How to pick the best photos from your tour

Editing can be more fun than taking the actual photos for some, but for most of photographers, editing is painstaking. As rewarding as it is to hold up that perfect image, it can take a hours of sifting through shots that look more or less the same. Maybe the subject’s head tilts different in each Piazza del Popolo portrait, or maybe it’s something as subtle as the way the flag billows in the background of Castel Sant’Angelo.

Often, it comes down to a simple phenomenon: where is our eye drawn? Take a minute to pull up each shot from your Rome Photography Workshop tour. Make the thumbnails big, with a handful of images visible at one time. Now, leisurely scroll through the thumbnails. Mark images that catch your eye first (worry about the technical mistakes later). Which images really stand out to you? Maybe you have an affinity for contrast or color balance, or maybe you tend to focus on people, faces, or hands. Keep in mind your signature style if you have one, and pick out the shots that match what you like. Try not to worry about the images you think other viewers would prefer. After all, maintaining a signature style is important.

Once you have a selection of “eye-catching” images, try to narrow those down. Which ones have mistakes or awkward moments? Can these mistakes be fixed in post-production? Things like color tint, cropping out edges, or exposure can usually be solved in post-production with a simple photo-editing program. For images with hard/impossible to fix errors like distracting or blown-out lights, awkward intersections, or off-moments … put those images aside for now. Depending on how many images you want to showcase, they may not be needed, and it’s better to show the photos with the best quality of work – down to the last detail. A subtle change in light or expression can make all the difference.

Take these photos of a grape vine: Which image catches your eye more? Would you prefer the photo of brighter exposure, or the photo with a more balanced exposure? Take note of the way the light falls on its leaves. Take note of the intersections in each image. In the second image, the vine intersects with the trees in the horizon, disrupting the serenity of the photo. In the third picture, the vine twines gracefuly towards the sun, framed perfectly by the blue sky and trees. 

Or take, perhaps, these photos of a pasta making event in Siena, Italy. Which of these photos represents the most symmetry? There’s a slight tilt to the camera that messes up the symetry of the first photo, but that can easily be fixed in post. Which photo seems the most engaging? In terms of pleasing graphics, the leading lines her hands form towards the focal point of the image give the second photo that added boost. Small things like highlight and exposure can be fixed in post production, where we get a more vibrant end-product.

When in doubt, ask a friend! Whether they know the techniques behind photography or not, a fresh pair of eyes always helps move things along. Don’t hesitate to take a tour with Rome Photography Workshops and work one-on-one with professional Roman photographers.
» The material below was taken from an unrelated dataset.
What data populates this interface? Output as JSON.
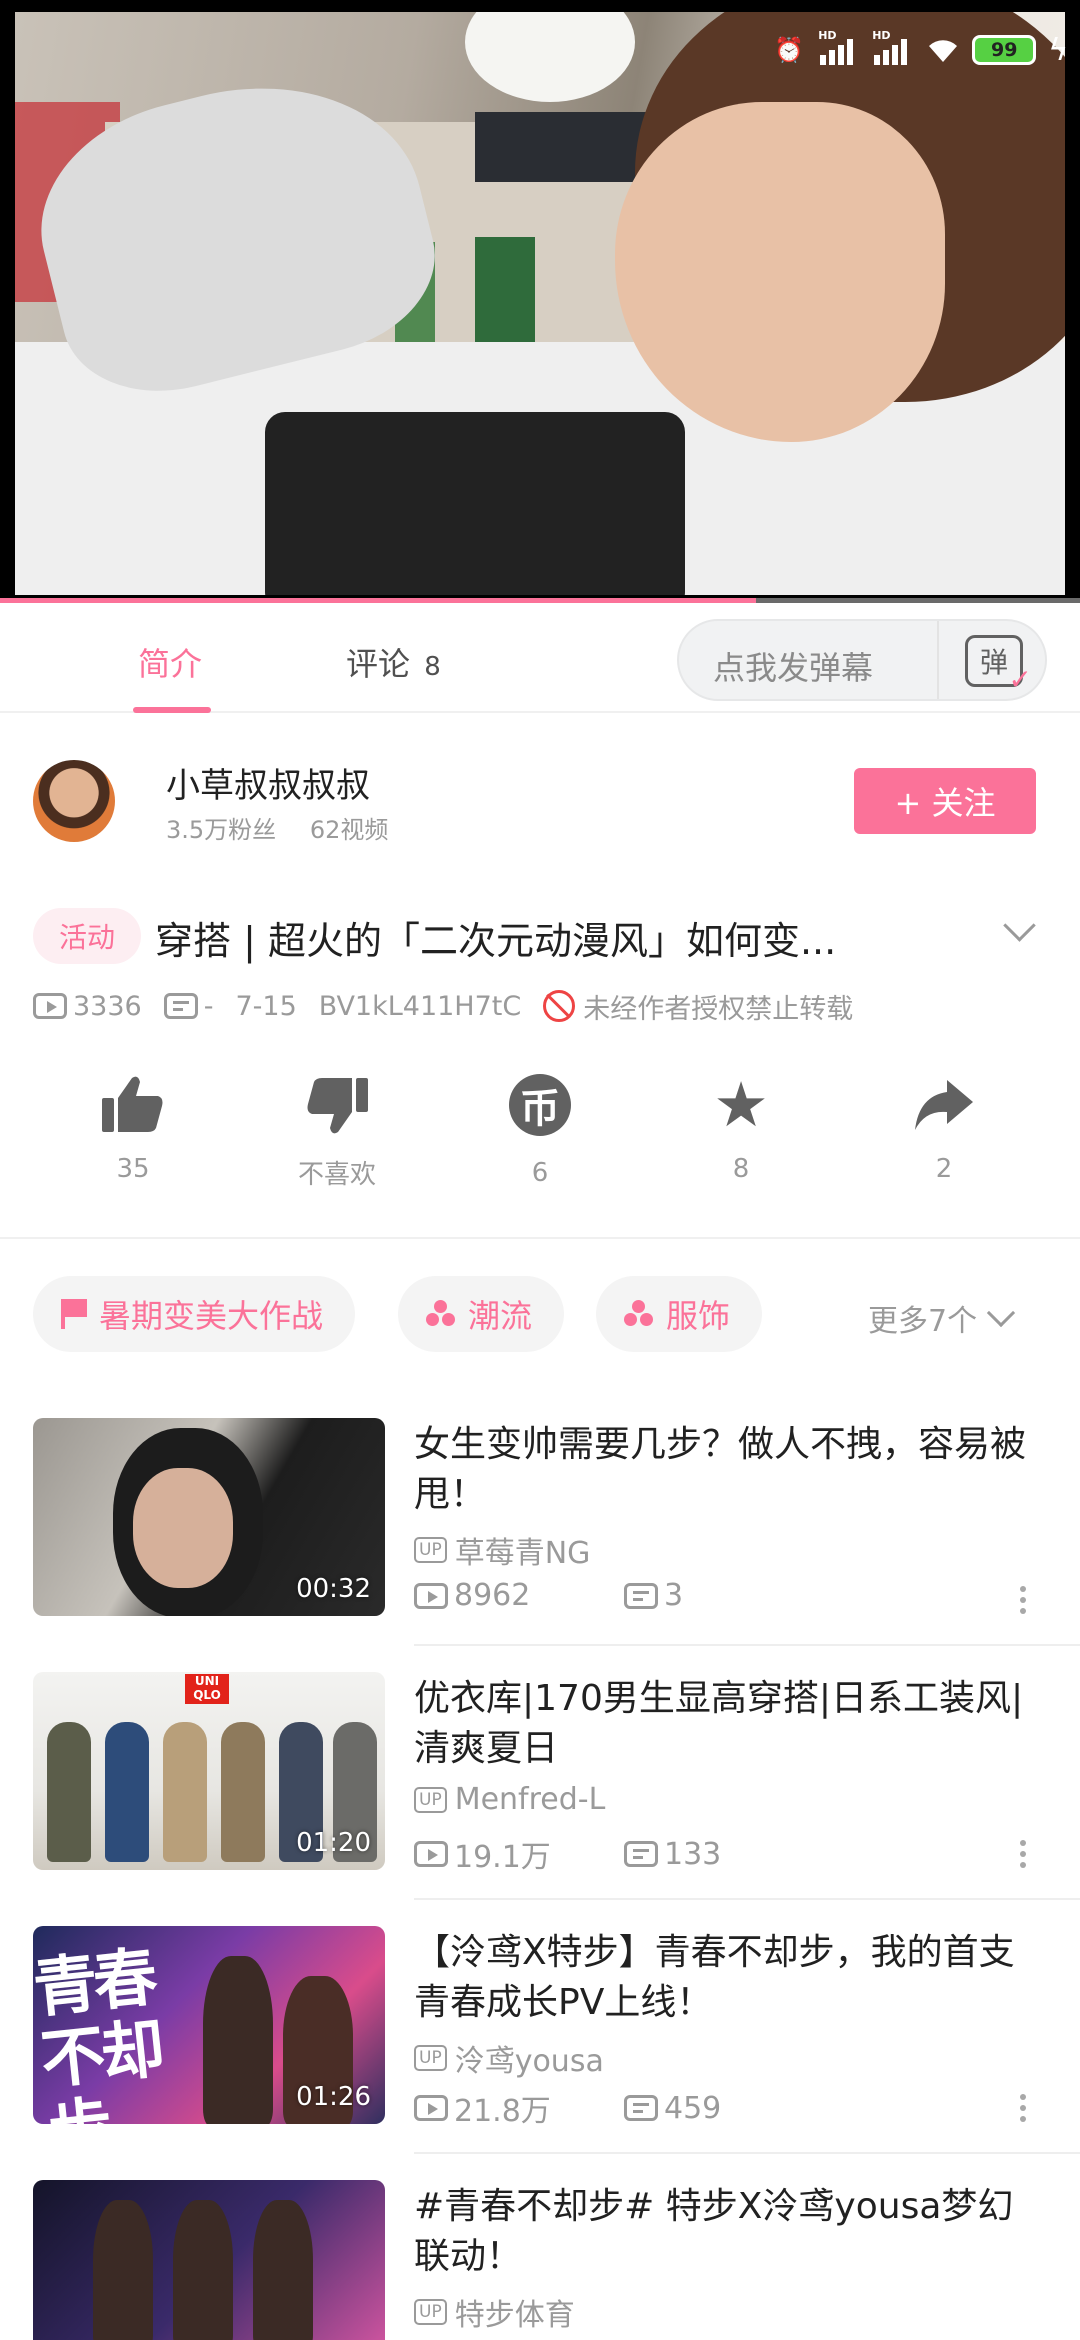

We offer workshops with themes of Morning Light, Evening Light, Street Photography, Food Photography and more.

– Kirby Caraballo